For nearly four decades, he's been wearing a stainless steel bracelet etched with the name of an Air Force captain he never met.
"The deal was that you were supposed to wear it until they found them and brought them home," said C.W. Mustone, 52, of Wentzville.
POW/MIA bracelets like the one Mustone wears became popular in the 1970s during the Vietnam War, but today, Mustone says a lot of people don't recognize the simple band. When they do, they can't believe he's still wearing one for Capt. James Steadman, a pilot from Colorado who never returned from a mission on Nov. 26, 1971.
"I guess I'm just loyal," Mustone said.
Today, Mustone and others in the metro area and across the country will gather to remember the missing on National POW/MIA Day. Although the 1,713 service members still missing from the Vietnam War have gotten much of the public's attention, more than 85,000, including hundreds from Illinois and Missouri, remain unaccounted for from World War II through Afghanistan. About 100 of the missing are identified each year.
"As Americans we ask these young men and women to put on the uniform of our country and go to war for us, said Liz Flick, coordinator of the Midwest region for the National League of POW/MIA Families "We have a responsibility to them and their families that if something happens to them, we will bring them home."

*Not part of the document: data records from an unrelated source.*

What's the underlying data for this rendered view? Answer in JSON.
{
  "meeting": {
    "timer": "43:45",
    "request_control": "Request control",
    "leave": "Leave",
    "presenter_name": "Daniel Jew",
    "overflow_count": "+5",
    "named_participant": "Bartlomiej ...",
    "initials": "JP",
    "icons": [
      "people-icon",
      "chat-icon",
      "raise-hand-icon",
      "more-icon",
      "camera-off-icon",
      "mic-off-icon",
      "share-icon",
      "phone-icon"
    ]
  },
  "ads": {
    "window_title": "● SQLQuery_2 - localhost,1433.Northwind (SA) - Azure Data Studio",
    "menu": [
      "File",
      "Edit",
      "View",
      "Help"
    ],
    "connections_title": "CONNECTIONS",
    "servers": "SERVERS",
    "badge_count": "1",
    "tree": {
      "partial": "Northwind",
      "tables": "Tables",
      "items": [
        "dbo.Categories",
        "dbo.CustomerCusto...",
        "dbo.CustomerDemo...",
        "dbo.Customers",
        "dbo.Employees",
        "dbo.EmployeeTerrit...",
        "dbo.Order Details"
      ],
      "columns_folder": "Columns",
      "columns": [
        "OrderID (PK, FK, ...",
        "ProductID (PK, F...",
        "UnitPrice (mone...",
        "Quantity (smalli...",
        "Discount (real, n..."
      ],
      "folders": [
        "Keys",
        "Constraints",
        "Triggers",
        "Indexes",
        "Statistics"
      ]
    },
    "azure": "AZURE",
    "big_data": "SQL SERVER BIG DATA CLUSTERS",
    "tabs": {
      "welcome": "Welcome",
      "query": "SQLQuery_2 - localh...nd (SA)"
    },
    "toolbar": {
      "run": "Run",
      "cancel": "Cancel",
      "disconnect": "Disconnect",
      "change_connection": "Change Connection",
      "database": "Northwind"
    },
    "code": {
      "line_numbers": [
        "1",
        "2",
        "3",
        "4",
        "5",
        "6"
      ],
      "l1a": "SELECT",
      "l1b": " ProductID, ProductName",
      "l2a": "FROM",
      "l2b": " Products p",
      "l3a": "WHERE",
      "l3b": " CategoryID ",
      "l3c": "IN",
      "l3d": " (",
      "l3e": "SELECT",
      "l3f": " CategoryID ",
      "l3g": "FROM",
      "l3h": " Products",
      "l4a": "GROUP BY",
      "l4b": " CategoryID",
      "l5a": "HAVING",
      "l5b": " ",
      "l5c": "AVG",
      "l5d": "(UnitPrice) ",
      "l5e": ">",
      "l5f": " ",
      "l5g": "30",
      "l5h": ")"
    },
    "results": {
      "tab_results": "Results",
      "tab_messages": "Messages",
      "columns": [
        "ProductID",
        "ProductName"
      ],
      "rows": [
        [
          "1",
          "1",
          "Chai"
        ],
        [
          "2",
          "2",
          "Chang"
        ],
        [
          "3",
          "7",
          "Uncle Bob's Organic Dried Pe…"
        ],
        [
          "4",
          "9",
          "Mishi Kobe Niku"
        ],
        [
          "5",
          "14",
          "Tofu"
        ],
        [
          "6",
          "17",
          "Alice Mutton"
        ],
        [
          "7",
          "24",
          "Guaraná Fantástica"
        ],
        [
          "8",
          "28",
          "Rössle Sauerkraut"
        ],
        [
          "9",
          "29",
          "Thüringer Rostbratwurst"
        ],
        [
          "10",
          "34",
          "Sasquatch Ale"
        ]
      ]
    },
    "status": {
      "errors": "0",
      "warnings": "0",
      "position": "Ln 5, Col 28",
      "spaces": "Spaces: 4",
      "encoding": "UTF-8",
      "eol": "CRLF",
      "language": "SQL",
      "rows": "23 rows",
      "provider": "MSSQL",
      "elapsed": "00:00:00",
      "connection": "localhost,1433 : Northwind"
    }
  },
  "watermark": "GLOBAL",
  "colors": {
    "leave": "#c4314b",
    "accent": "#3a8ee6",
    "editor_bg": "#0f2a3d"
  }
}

Hundreds of thousands of people have purchased POW/MIA bracelets since a California student group started selling them for $2.50 in November 1970. The league picked up the sales in 1984, and it continues to sell the bracelets today — for $10. Other groups also sell the bracelets, but Flick said many are commercial enterprises, and the proceeds do nothing to help the POW/MIA issue.
"It just blows my mind when I get letter from a soldier asking for a bracelet of someone who's missing in Vietnam," she said. "I get calls in the middle of the night from bases around the world, and those are the ones that really hit home."
Flick said many of the people who wear them, though, are not in the military, like Mustone, who never served.
Mustone is not sure of the exact date he started wearing the bracelet, but he was about 15.
"A lot of kids at my school were concerned about the war, and I think I actually got it from my sister," he said.
He had to send away for a new bracelet when it cracked, and he lost it once while sledding but found it after the snow melted.
Mustone said that over the years, he has tried to do things to pay tribute to Steadman. For instance, he visited the traveling Vietnam memorial when it came to St. Charles County a few years ago. When 1st Lt. Michael J. Blassie, who was buried at the Tomb of the Unknowns, was identified and buried at Jefferson Barracks National Cemetery in 1998, Mustone was there.
"The funeral was pretty moving," he said.
Mustone said he has always wondered about Steadman but never tried to contact his family, out of fear that he might upset them. He needn't have worried.
Steadman's wife, Penelope, reached by a reporter at her Cañon City, Colo., home this week, described Mustone's actions as "an enormous act of kindness."
"It's a wonderful testament of loyalty to people who serve our country, and I'm deeply grateful to hear that he's done this," she said. "It's just so unusual for people today to care that much over such a long time."
Capt. Steadman's daughter, Karin Steadman, was just 4 when her dad was reported missing, and his son, Michael Steadman, was 6 months old.
"I remember the day they came and told my mom and just her crying and crying," said Karin Steadman, now 43. "I think the hardest thing for my mom and my grandmother and my dad's sisters was not having any answers."
Penelope Steadman said many questions remain about her husband's mission, which took place on a rainy Thanksgiving night near the North Vietnamese border.
"We all try to go on, but there's still this lingering, gaping chasm that never goes away," she said. "It's nice to know, though, that somebody else realizes this and is supportive."
Jim Mueller, 69, of O'Fallon, Mo., former commander in chief of the Veterans of Foreign Wars, has been wearing a POW/MIA bracelet since the late 1980s. Mueller has visited Vietnam three times since 2003 with the Joint Prisoners of War, Missing in Action Accounting Command, and he was present at two dig sites when remains were found.
"It makes me choke up in some ways, but there's closure there for the families," he said. "It means a lot to them."
Roger Dieckhaus, 59, of Wentzville, is a chaplain with St. Peters Chapter 458 of the Vietnam Veterans of America, and he said his interactions with POW/MIA families over the years are why he wears a specially made bracelet that includes the names of five soldiers.
"I've seen how hurtful this is to many of the families, and I wear it to honor them," he said.
Both will be attending events today. Mueller will be at the Cardinals pregame ceremony tonight at Busch Stadium, where the world's largest POW/MIA flag — 35 feet by 50 feet — will be on display and a former WWII prisoner of war will throw out the first pitch. Dieckhaus will attend O'Fallon's ceremony at 7 tonight at the Veterans Memorial Walk.
Mustone will be in O'Fallon too, thinking about Steadman.
"I'm still holding out hope that one day they'll find him," he said. "But I don't really want to hear that he's dead."